|Rough-toothed Dolphin Breaching; Gulf of Mexico: Geco Snapper 04.2008|
The Rough-toothed dolphin (Steno bredanensis) is commonly mistaken for the Bottlenose, Spinner, and Spotted species, but upon closer inspection observers note unique physical characteristics specific to this animal. When I originally had sighted the pod of dolphins my automatic assumption was that these were Bottlenose dolphins.
Throughout my sightings of the Rough-toothed dolphins I noticed a number of unique characteristics which defined this marine mammal. Rough-toothed dolphins appear to wear a mask, hood, and cape which range from dark grey to black in color. The markings begin at the tip of the nose and extend back past the dorsal fin. The lips, throat and underbelly are in stark contrast with hues of white to pink. The belly surface is further marked with irregular grey or black splotches. The nose or beak is long, round and gently curves to form a small head. The body is stocky in appearance having dorsal and pectoral fins located further back on the body compared to other dolphins. Additionally, the fins are much larger in size. This playful sea mammal was aptly named for the wrinkled ridges on the crowns of the 22 to 27 large teeth within its mouth.
Rough-toothed dolphins prefer deep tropical waters around the world. They are very social creatures not only amongst their own kind, but with other dolphin species, some whales and fish. In fact, the Rough-toothed dolphins have been known to produce hybrid offspring with other dolphin species while in captivity. The Rough-toothed dolphin is known to travel in groups as small as 8 and in communities numbering in the hundreds. Researchers estimate the total worldwide population to be over 150,000 and this dolphin species is not currently considered endangered.

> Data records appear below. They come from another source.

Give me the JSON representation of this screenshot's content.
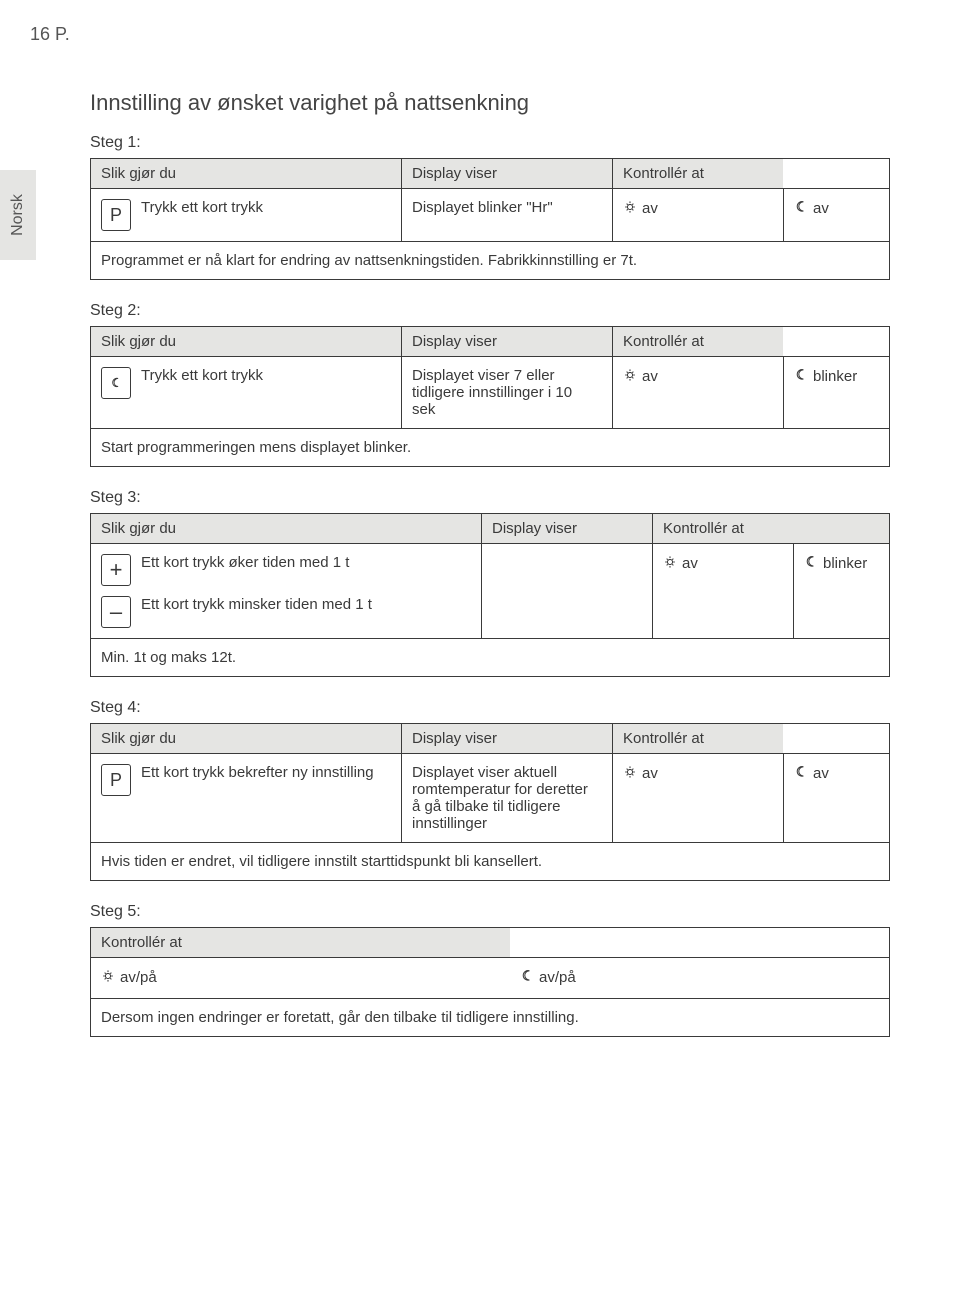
{
  "page_number": "16 P.",
  "side_tab": "Norsk",
  "heading": "Innstilling av ønsket varighet på nattsenkning",
  "headers": {
    "action": "Slik gjør du",
    "display": "Display viser",
    "check": "Kontrollér at"
  },
  "icons": {
    "sun_state_off": "av",
    "moon_state_off": "av",
    "moon_state_blink": "blinker",
    "sun_state_onoff": "av/på",
    "moon_state_onoff": "av/på"
  },
  "keys": {
    "P": "P",
    "plus": "+",
    "minus": "–"
  },
  "step1": {
    "label": "Steg 1:",
    "action": "Trykk ett kort trykk",
    "display": "Displayet blinker \"Hr\"",
    "foot": "Programmet er nå klart for endring av nattsenkningstiden. Fabrikkinnstilling er 7t."
  },
  "step2": {
    "label": "Steg 2:",
    "action": "Trykk ett kort trykk",
    "display": "Displayet viser 7 eller tidligere innstillinger i 10 sek",
    "foot": "Start programmeringen mens displayet blinker."
  },
  "step3": {
    "label": "Steg 3:",
    "action_plus": "Ett kort trykk øker tiden med 1 t",
    "action_minus": "Ett kort trykk minsker tiden med 1 t",
    "foot": "Min. 1t og maks 12t."
  },
  "step4": {
    "label": "Steg 4:",
    "action": "Ett kort trykk bekrefter ny innstilling",
    "display": "Displayet viser aktuell romtemperatur for deretter å gå tilbake til tidligere innstillinger",
    "foot": "Hvis tiden er endret, vil tidligere innstilt starttidspunkt bli kansellert."
  },
  "step5": {
    "label": "Steg 5:",
    "foot": "Dersom ingen endringer er foretatt, går den tilbake til tidligere innstilling."
  }
}
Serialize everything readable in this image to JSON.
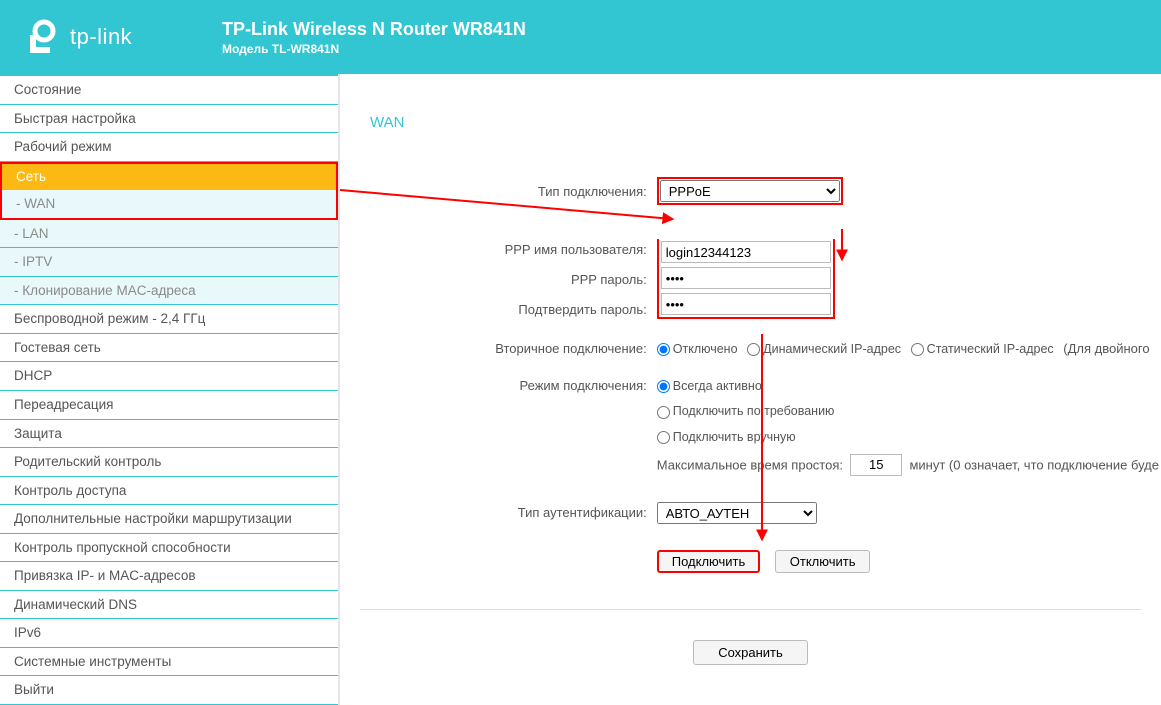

|Rough-toothed Dolphins Slowly Swimming; Gulf of Mexico: Geco Snapper 05.2008|
What do they eat? The Rough-toothed dolphin feeds on fish and squid as well as mollusks and cephalopods.